1. ward, my old frenemy
Ward Connerly was on the radio this morning, speaking against Senate Bill 185, which would allow public universities in California to consider race as a factor in admissions once again. Recently, Connerly has made headlines via cupcake-based performance art (who knew he and Karen Finely had so much in common?), a story I only caught the tail end of. Mostly, I remember that name from my own UC days.
He was the villain in UCLA’s hottest controversy, which was affirmative action. I started college as a moderate conservative who thought affirmative action was unfair because the only (apparent) beneficiaries I knew had the same upper middleclass upbringing I did. A few years and many consciousness-raising classes disguised as “American lit” courses later, I was attending my first protest ever: a tent city set up in the courtyard between Royce Hall and Powell Library to protest Connerly’s pet proposition, 209.
The night was sparkly. The tents looked like a fairyland in the lamplight of the courtyard. I said a shy hello to some Daily Bruin folks I knew. Then, as far as I can remember, I just stood around for a while.
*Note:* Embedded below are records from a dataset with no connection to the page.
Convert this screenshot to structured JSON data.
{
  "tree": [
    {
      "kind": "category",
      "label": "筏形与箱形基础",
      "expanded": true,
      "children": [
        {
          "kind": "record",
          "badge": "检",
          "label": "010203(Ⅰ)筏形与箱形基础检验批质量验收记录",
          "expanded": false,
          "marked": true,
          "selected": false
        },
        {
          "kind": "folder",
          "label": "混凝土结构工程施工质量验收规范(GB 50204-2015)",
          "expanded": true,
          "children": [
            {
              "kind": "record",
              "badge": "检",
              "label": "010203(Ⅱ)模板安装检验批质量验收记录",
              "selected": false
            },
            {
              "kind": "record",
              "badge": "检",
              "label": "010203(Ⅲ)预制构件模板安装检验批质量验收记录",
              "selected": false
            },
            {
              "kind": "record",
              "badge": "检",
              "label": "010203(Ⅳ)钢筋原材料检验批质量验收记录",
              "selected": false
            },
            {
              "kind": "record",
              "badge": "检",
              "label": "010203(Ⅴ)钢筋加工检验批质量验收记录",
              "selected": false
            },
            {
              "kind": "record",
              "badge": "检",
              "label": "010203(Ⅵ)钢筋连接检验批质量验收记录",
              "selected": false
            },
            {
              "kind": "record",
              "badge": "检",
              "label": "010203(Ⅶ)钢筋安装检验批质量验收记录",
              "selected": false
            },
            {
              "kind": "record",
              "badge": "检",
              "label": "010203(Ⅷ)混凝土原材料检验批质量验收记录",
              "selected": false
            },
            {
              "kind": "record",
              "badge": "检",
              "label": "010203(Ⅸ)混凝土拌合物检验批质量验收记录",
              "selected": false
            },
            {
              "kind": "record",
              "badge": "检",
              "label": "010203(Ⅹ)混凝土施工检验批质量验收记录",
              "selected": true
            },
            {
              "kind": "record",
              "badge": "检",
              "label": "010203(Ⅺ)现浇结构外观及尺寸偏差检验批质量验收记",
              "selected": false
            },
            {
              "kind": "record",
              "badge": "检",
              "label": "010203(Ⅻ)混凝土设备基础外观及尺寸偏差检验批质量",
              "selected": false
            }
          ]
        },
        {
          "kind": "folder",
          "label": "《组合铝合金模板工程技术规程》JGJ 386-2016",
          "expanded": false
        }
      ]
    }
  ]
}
It was the start of a sporadic and unimpressive track record as an activist. I can count three protests I’ve been to since then, and two of those were against Prop. 8. For some reason I feel like it doesn’t quite count if the issue affects me directly, though of course political movements are most effective when led by people full of righteous anger.
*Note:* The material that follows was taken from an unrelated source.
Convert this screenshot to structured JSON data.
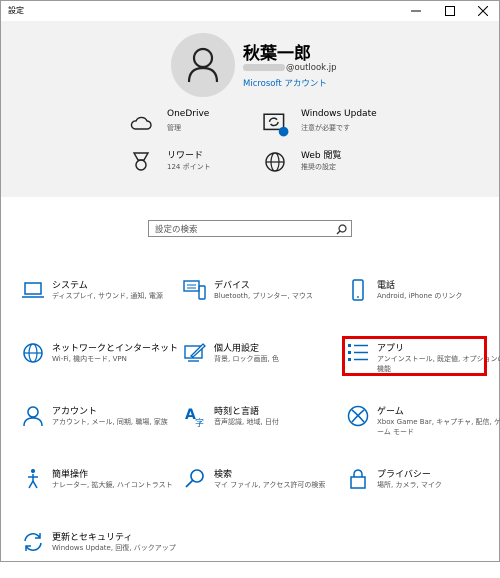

I was curious what I’d think of Connerly now. A cynical part of me wonders if my collegiate activism—which mostly took the form of seeing Rent a lot and having long arguments with my dad, in which I tried to explain to him why he was The Man and not in a good way—was just an attempt to be cool. My peers in Manhattan Beach had opposed affirmative action, so I did too; when I got new peers, I went along with them.
2. remind me to tell you about the essay i wrote comparing “a dream deferred” to drill team tryouts
To my relief, Ward Connerly still pissed me off, especially when he told his own story of going to community college and a Cal State because he couldn’t afford a UC, even though he had the grades. The implication was, If I can pull myself up by my bootstraps, so can you.
There are some kids who would excel under almost any circumstances, and maybe Connerly was one of them, and there are some who would fail no matter what. But I know deep in my soul that I’m in the 95 percent in the middle, who could go either way. There but for the grace of circumstance go us. Or there but for the lack of the grace of circumstance go us in some crappier direction.
Connerly was also quick to say that poor Vietnamese kids do great in school, so poor black and Latino parents must be to blame for the fact that their kids often don’t. I do think that all struggles have to be fought on many fronts and, sure, parenting is one of them. But to reduce centuries of oppression and some very important differences between cultures to basically not trying hard enough is an asshole move.
Nevertheless, I don’t think Connerly is a complete idiot. In general I think economic status is a better measure of adversity than race, and that when we address economic disadvantage in America, we help the people of color who need the most help. But just as wealthy kids of color have an advantage over poor kids of color, so do poor white kids have an advantage over poor kids of color. For lack of a better term, poor white kids can pass.
Also, let’s not forget that this isn’t just about choosing the lucky few who will be granted entrance to the Land of Success. This is about creating a better society. Hordes of uneducated, disenfranchised young people don’t benefit anyone. How do you think suicide bombers are made?
Of course, as Connerly was quick to point out, there are a zillion factors that can cause a young person to struggle. Maybe you lost a parent, or moved around a lot, or have a learning disability, or are the only Jewish kid at your school, or are really, horribly unattractive. That, as any AP English teacher will be quick to remind you, is what the personal essay is for.
It’s the one piece of the college application that does not reduce you to a number, though it certainly has its own weird demands—for example, the notion that you should be telling a story of triumph over adversity in the first place. But the closer life gets to an essay test—even if that means just adding more check boxes—the better. And if life could maybe not be a test at all, that would be even more amazing. Actually, that would be called CalArts.